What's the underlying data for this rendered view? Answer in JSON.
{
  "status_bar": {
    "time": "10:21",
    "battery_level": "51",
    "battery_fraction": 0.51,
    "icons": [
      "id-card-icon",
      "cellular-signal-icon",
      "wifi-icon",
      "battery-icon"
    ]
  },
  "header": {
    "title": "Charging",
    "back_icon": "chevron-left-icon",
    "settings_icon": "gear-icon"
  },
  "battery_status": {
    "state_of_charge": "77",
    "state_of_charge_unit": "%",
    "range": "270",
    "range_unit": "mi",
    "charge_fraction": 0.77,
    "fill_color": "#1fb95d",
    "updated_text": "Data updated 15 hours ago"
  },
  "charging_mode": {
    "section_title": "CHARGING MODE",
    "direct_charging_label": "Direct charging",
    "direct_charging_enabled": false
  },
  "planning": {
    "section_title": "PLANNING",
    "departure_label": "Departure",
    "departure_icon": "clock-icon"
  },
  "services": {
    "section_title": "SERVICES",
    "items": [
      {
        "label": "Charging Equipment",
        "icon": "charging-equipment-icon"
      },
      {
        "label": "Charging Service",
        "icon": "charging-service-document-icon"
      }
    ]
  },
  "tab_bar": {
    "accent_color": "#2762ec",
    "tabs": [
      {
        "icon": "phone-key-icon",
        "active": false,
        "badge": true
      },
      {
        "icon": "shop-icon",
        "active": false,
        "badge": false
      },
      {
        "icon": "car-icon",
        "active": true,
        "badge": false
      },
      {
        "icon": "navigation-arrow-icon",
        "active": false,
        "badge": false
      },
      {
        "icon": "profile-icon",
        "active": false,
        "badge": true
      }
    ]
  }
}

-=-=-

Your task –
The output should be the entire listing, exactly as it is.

Answer for this exercise –
What's the underlying data for this rendered view? Answer in JSON.
{
  "status_bar": {
    "time": "10:21",
    "battery_level": "51",
    "battery_fraction": 0.51,
    "icons": [
      "id-card-icon",
      "cellular-signal-icon",
      "wifi-icon",
      "battery-icon"
    ]
  },
  "header": {
    "title": "Charging",
    "back_icon": "chevron-left-icon",
    "settings_icon": "gear-icon"
  },
  "battery_status": {
    "state_of_charge": "77",
    "state_of_charge_unit": "%",
    "range": "270",
    "range_unit": "mi",
    "charge_fraction": 0.77,
    "fill_color": "#1fb95d",
    "updated_text": "Data updated 15 hours ago"
  },
  "charging_mode": {
    "section_title": "CHARGING MODE",
    "direct_charging_label": "Direct charging",
    "direct_charging_enabled": false
  },
  "planning": {
    "section_title": "PLANNING",
    "departure_label": "Departure",
    "departure_icon": "clock-icon"
  },
  "services": {
    "section_title": "SERVICES",
    "items": [
      {
        "label": "Charging Equipment",
        "icon": "charging-equipment-icon"
      },
      {
        "label": "Charging Service",
        "icon": "charging-service-document-icon"
      }
    ]
  },
  "tab_bar": {
    "accent_color": "#2762ec",
    "tabs": [
      {
        "icon": "phone-key-icon",
        "active": false,
        "badge": true
      },
      {
        "icon": "shop-icon",
        "active": false,
        "badge": false
      },
      {
        "icon": "car-icon",
        "active": true,
        "badge": false
      },
      {
        "icon": "navigation-arrow-icon",
        "active": false,
        "badge": false
      },
      {
        "icon": "profile-icon",
        "active": false,
        "badge": true
      }
    ]
  }
}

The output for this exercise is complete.